By GANESH SAILI
St. Helen’s cottage, sits on the southern aspect of Waverley Hill, and was originally home to Reverend Maddock up until March 1867 when he ‘was called to his heavenly home on the eve of departure after seventeen years of faithful work as a headmaster of Mussoorie School’. Smallpox had cut short another life. By the turn of the century, the place was home to Prince Karam and his wife, the exquisitely elegant Princess Sita of Kapurthala, who had a tradition of high teas, which brought together a sprinkling of the old and the new; the young and the forgotten around tables that over flowed with scones, cucumber sandwiches, chiffon cake, éclairs and minced pies mingled with Nepalese khatta- allu and lingras (or tree-ferns). When I first met Martand Singh, her youngest son, I found him as gentle as his mother – except that he was levitating (or that’s what it seemed to me) on the scaffolding inside Christ Church. It was our first meeting where he was restoring the church’s stained glass windows. Straying in to make pictures, I walked down the aisle, even as the grace of those tapering windows took my breath away. Built in 1836, age had begun to tell, and that was what had brought Mapu to the oldest church in the Himalaya. Descending from his perch, he joined me in a patch of autumnal sunshine, for the first of many happy meetings. “Wonderful nah? The magic of these windows,” He chuckled. “It’s a miracle to have survived for two hundred years.” As had the rubies that he was into when I saw him for what was to be for the last time. “Rubies,’ he said, ‘Have the original spark of life – a drop of the heart’s blood of Mother Earth.” Meanwhile back at St. Helen’s, the high-teas continued. One day, among Mapu’s guests, was one–a short and stubby fellow- flitting furtively amongst the furniture, gliding from one room to the other, like Columbus in search of a new route. Make no mistake, he was heading for a refill and you could trace his footsteps by following the trail of gravy dribbling off his plate and on to the burnished floor. Here was a character dropped out of Charles Dickens. ‘Quiet fellow,’ I nattered to an old timer. ‘That’s because his mouth is stuffed!’ he snapped. As I went past his mother, she slipped a crumbling parchment into my hands, whispering: ’It’s Arun’s! Could you please show it to your family pundit?’ I did. ‘This is no horoscope!
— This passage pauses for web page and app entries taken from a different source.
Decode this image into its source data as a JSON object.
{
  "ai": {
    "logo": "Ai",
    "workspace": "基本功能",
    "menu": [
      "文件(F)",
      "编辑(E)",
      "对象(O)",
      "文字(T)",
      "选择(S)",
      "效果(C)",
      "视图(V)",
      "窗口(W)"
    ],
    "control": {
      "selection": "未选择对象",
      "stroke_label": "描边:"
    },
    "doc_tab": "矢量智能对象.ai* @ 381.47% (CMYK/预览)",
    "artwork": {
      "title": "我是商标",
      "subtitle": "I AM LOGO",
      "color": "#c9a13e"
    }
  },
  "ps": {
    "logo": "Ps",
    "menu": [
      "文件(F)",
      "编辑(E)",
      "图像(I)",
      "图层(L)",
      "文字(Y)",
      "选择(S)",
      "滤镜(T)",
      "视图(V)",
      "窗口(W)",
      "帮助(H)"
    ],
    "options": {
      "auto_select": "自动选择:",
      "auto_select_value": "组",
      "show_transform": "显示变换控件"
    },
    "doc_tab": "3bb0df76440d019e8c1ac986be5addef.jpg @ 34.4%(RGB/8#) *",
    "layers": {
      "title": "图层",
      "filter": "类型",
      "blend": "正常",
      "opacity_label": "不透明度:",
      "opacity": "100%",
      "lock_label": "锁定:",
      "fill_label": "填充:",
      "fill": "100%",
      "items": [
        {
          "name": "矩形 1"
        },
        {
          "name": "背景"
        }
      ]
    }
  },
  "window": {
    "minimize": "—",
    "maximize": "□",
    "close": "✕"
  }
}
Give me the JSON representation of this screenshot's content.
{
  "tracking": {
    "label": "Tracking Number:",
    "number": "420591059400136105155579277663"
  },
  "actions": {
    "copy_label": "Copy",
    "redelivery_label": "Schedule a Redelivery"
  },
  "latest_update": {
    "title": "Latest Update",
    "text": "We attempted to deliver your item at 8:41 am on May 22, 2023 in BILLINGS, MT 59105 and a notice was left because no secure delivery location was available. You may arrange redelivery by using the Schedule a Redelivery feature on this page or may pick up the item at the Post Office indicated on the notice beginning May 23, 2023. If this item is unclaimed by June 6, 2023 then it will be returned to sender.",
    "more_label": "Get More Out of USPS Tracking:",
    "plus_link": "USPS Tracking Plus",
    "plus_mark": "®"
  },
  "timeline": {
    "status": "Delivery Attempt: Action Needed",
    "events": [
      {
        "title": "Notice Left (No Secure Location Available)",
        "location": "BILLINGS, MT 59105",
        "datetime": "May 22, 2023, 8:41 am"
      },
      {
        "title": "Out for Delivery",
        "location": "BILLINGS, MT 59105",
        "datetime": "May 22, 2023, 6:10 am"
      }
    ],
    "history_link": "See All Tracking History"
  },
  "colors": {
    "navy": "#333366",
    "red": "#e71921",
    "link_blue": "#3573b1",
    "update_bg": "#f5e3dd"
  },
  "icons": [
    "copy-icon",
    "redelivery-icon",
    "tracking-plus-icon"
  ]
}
It’s a horrorscope! Pure horror!’ Shuddered the Barlowganj pundit. ‘His stars predict a walking disaster. Little will happen to him – but the ones around him must suffer!” And suffer they did. And how! For instance, there was his friend from his days as an alumnus of Roorkee’s Thomson Engineering College, who had done well. Wanting to help his batch mate, he offered him a job in the cement factory in Indonesia. Things went well, or so folks thought until the day Arun posted the entire tendering details of the company on the web. ‘Why?’ yelled his friend. ‘It’s my laptop, I pressed the wrong button!’ Arun tried to explain. But by then the resultant tsunami hit the shores. Under a cloud, he was in the lockup, though briefly, as his retired father’s contacts chipped in to bring the boy home. Later his father said: ‘Ganesh! You know the Principal of that new school, can you try to get him a job there?’ I did. The letter followed, but it was too good to last. Two weeks later, he was back. Reason? The school had thrown him out. ‘That chap wasn’t cut out to be a teacher. On my rounds, I found him reading a magazine while the boys were throwing paper darts at each other.’ The Principal said. A repeat performance at other institutions and soon after we had run out of schools. With all doors shut, Arun left for Calcutta. That singular act of generosity perhaps saved our little hill station. He twiddled the knob and Bengal began to hit the headlines. But that’s another tale for another day.